By Amanda Tattersall
The new head of the Australian Union Movement, Sally McManus, came under a fair bit of flak last week after she declared on her first day in the job that she didn’t have a problem breaking bad laws.
The thing is – her comments are exactly the sort of leadership that Australia needs right now. And they reflect an understanding of how democracies negotiate social change.
The reflex action of politicians from both sides of politics to condemn her comments, showed that they were willing to wilfully ignore the key role that civil disobedience has in social change. They did this in order to avoid having to mount an uncomfortable argument – that sometimes breaking a bad law is the only way to change it.

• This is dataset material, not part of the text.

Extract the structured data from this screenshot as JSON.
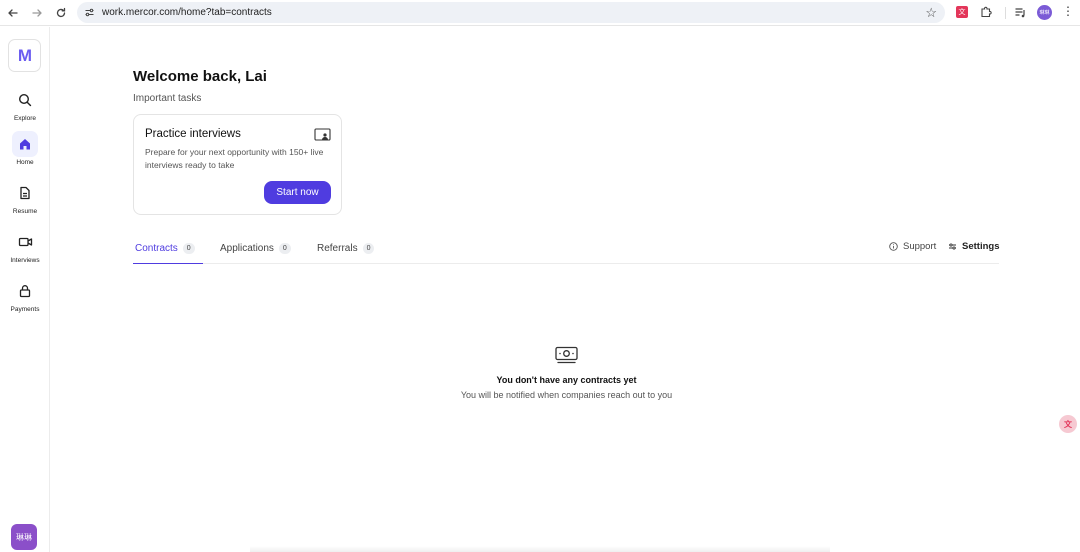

The truth is everyone, even staunch, law-abiding conservatives are the beneficiaries of past law breaking, and MacManus could have provided the perfect opportunity for our leaders to give a Civics 101 lesson on how unjust laws get changed. Instead we got a twitter attack dismissing MacManus’s quip, in order to get it out of the news cycle as quickly as possible.
McManus made her comments specifically about industrial relations laws, and fair enough. It is not widely understood how onerous the laws are on Australian building workers. Building laws currently ban industrial action on safety issues.
Yes, that’s right. There are laws that make it illegal for workers to walk off a job when someone has been killed. So when the union walks people off the job to protect their safety and the safety of other workers, they are breaking the law. A bad law.
But what McManus said about breaking bad laws applies far beyond workplace laws. Over our history, breaking bad laws is how most good laws got made.
Our great, great grandmothers protested and engaged in hunger strikes, often finding themselves foul of the law to win women the vote.
In the 1960s and 70s baby boomer radicals evaded conscription, feeding the Vietnam Moratorium movement that lead to Australian troops withdrawing from an unjust war. Similarly, indigenous and non-indigenous radicals undertook freedom rides to remote NSW, desegregating pools that banned Aboriginal kids from swimming, breaking the law in the process.
Similar tactics were used to fight another unjust law – apartheid – where radicals threw their bodies into harms way to protest the Springbok Rugby Tour, bringing on a sporting boycott than was part of bringing down apartheid in South Africa.
In the 1980s environmental law breakers occupied the giant trees of Tasmania to prevent the construction of the Franklin Dam. And today the Lock the Gate farmers and environmentalists campaigning against coal seam gas are threatened with huge fines and jail terms just for staging political protests.
When Sally McManus says she is with the lawbreakers – these are the people with whom she is standing: generation upon generation of heroes who have skilfully used civil disobedience to agitate for a better world.
And we haven’t run out of bad laws to break. Whether its bad refugee policy, bad planning policy (like WestConnex), inept climate change policy, the failure to adequately recognise land rights or bad industrial relations policy – there is much to be done in pursuit of a better world.
There is substantial evidence from industrial relations scholars that suggests that how a leader comes to power frequently defines their tenure of leadership. Let us only hope that McManus is emboldened by her first day on the job to keep encouraging us all to be more radical in our pursuit of justice.
Our world needs it right now.